● **TASK ITEM**
Tally the lines of the listing that contain the word "placeholder", then give the total and nothing else.

START TASK INPUTS

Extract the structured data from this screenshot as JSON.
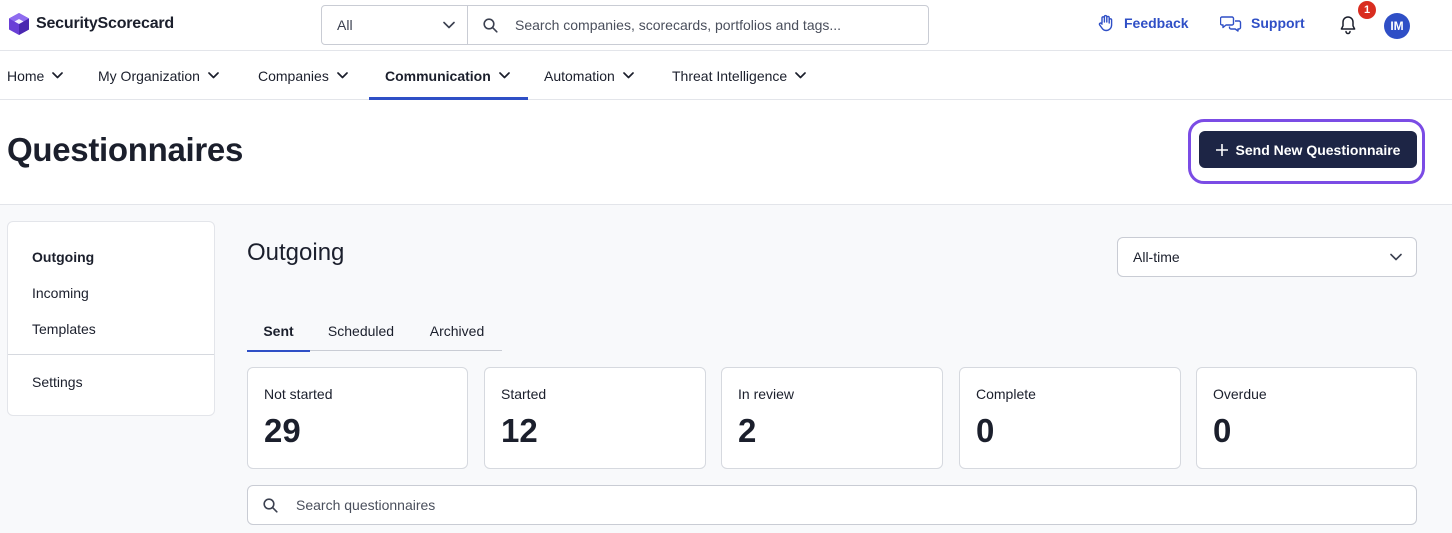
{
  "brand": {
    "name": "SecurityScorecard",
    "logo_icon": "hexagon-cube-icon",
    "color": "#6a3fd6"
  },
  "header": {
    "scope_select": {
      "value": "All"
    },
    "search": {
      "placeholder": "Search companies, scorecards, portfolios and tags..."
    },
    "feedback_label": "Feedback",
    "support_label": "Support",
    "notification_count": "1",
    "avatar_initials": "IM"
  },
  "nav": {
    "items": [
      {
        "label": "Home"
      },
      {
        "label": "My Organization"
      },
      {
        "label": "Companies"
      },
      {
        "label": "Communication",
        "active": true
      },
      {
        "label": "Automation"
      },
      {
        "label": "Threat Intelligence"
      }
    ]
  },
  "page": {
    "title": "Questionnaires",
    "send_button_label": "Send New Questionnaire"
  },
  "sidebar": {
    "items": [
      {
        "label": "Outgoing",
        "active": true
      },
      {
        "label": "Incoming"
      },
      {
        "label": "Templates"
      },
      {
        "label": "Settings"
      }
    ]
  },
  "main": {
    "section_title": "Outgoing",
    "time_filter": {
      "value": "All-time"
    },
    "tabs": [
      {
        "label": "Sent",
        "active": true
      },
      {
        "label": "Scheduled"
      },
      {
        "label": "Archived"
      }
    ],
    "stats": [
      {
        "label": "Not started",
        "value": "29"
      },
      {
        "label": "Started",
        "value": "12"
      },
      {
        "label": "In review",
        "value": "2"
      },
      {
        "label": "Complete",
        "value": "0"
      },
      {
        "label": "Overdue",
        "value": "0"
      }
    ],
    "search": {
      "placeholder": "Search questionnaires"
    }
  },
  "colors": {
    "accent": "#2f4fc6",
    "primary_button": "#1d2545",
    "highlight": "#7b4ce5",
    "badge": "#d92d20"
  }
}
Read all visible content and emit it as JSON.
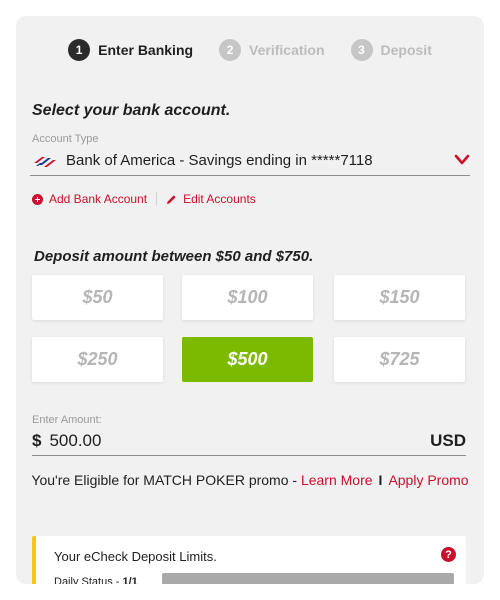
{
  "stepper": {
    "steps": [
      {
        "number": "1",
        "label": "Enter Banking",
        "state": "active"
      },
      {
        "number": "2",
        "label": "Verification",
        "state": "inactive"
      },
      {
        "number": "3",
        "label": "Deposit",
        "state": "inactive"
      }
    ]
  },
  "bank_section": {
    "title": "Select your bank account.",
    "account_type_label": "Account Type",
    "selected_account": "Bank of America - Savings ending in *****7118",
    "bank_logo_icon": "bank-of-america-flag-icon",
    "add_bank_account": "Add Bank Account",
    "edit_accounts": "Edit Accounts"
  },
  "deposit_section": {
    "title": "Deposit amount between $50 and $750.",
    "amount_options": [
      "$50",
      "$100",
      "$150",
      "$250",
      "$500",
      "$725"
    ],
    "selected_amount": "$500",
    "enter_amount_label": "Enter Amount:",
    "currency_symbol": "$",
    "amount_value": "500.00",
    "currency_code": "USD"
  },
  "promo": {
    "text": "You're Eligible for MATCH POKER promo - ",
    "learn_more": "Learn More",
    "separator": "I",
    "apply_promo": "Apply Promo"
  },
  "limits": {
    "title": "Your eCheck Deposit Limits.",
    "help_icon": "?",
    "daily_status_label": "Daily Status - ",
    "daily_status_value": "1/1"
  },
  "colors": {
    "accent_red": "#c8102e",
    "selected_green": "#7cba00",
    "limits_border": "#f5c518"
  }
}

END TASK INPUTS

● **EXERCISE RESULT**
2